*** Dataset extract ***
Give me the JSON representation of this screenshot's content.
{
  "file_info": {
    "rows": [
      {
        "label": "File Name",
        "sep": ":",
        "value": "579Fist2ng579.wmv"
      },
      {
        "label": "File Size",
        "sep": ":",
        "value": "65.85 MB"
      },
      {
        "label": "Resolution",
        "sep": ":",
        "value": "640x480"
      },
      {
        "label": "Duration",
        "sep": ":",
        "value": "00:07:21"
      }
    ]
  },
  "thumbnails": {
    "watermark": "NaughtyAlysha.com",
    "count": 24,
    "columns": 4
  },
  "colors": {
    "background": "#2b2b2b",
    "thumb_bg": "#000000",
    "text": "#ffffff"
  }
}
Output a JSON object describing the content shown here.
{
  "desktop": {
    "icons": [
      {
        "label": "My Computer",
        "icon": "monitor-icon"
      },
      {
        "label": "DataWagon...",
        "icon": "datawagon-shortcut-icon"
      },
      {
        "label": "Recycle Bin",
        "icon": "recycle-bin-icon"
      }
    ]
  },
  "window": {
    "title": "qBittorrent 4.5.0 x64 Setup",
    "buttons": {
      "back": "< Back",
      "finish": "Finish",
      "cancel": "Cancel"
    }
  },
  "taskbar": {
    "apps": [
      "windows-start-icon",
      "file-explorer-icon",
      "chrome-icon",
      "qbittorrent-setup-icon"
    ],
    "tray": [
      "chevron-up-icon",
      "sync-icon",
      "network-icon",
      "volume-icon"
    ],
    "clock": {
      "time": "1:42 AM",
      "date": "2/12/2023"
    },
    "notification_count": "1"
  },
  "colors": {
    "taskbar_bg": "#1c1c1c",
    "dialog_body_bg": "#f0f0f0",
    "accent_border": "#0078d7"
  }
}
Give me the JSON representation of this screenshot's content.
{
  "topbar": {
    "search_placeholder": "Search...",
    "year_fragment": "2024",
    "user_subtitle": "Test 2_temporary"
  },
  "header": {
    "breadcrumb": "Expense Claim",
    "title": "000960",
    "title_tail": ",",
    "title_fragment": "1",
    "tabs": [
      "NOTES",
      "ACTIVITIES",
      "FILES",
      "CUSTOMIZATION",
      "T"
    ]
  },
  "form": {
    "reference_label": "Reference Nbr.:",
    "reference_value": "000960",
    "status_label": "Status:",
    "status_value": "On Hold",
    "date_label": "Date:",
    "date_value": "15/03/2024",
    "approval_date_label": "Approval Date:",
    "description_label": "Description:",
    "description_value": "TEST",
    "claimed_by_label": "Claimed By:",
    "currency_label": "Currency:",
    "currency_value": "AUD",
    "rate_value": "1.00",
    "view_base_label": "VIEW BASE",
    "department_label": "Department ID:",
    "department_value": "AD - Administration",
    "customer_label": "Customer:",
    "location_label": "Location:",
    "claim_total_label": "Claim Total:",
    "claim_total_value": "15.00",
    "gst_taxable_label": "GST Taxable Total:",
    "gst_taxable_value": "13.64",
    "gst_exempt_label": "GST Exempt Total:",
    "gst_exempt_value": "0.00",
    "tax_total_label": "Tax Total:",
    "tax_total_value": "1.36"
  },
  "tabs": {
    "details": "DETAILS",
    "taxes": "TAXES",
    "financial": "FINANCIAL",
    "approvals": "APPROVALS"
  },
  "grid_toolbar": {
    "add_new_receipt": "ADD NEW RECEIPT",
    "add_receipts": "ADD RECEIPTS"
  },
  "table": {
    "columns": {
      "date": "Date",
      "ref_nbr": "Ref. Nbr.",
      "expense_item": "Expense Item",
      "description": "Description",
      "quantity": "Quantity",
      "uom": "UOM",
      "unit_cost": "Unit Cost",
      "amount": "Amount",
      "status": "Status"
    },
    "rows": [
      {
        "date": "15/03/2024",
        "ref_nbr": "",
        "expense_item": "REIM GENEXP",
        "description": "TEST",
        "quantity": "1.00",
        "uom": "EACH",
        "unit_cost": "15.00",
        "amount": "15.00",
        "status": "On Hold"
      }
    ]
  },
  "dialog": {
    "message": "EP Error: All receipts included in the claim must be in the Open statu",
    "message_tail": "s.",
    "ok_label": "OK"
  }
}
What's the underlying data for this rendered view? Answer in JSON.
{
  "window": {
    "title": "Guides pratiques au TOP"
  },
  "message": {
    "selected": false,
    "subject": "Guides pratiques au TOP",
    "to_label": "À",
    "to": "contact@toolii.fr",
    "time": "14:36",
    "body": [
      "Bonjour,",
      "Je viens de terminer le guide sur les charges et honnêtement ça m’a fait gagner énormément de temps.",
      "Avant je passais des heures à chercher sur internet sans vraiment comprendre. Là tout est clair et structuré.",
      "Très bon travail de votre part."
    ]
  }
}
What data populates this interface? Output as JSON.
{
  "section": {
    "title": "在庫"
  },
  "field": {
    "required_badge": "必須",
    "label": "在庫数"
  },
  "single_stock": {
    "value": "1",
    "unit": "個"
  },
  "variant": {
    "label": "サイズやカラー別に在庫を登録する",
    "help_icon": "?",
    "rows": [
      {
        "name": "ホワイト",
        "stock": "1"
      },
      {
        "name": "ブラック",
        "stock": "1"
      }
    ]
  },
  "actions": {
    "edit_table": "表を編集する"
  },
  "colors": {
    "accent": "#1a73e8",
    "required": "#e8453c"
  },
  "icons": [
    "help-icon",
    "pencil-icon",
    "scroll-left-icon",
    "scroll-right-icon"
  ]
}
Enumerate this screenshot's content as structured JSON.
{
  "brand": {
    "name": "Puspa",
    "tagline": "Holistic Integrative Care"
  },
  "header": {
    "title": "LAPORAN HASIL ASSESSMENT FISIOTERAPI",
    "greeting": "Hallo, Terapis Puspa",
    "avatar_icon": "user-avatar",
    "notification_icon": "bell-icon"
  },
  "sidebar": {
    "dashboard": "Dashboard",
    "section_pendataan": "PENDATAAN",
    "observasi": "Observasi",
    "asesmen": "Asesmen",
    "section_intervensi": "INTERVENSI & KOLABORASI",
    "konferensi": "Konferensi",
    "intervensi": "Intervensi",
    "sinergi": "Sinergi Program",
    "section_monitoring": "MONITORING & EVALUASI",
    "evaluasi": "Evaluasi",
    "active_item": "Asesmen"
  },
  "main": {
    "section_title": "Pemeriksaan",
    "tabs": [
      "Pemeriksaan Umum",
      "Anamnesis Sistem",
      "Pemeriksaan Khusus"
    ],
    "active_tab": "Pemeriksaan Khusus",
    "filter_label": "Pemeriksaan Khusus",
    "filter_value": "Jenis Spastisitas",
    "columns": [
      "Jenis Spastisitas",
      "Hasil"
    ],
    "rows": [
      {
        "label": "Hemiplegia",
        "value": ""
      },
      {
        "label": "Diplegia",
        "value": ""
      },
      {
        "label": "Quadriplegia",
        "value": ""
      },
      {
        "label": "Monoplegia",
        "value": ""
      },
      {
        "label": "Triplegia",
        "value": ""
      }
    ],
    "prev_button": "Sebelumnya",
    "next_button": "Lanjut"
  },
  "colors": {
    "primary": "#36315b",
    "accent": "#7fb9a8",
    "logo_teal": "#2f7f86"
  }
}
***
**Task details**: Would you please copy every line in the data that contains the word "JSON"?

**Answer section**:
Give me the JSON representation of this screenshot's content.
Output a JSON object describing the content shown here.
Give me the JSON representation of this screenshot's content.
What's the underlying data for this rendered view? Answer in JSON.
What data populates this interface? Output as JSON.
Enumerate this screenshot's content as structured JSON.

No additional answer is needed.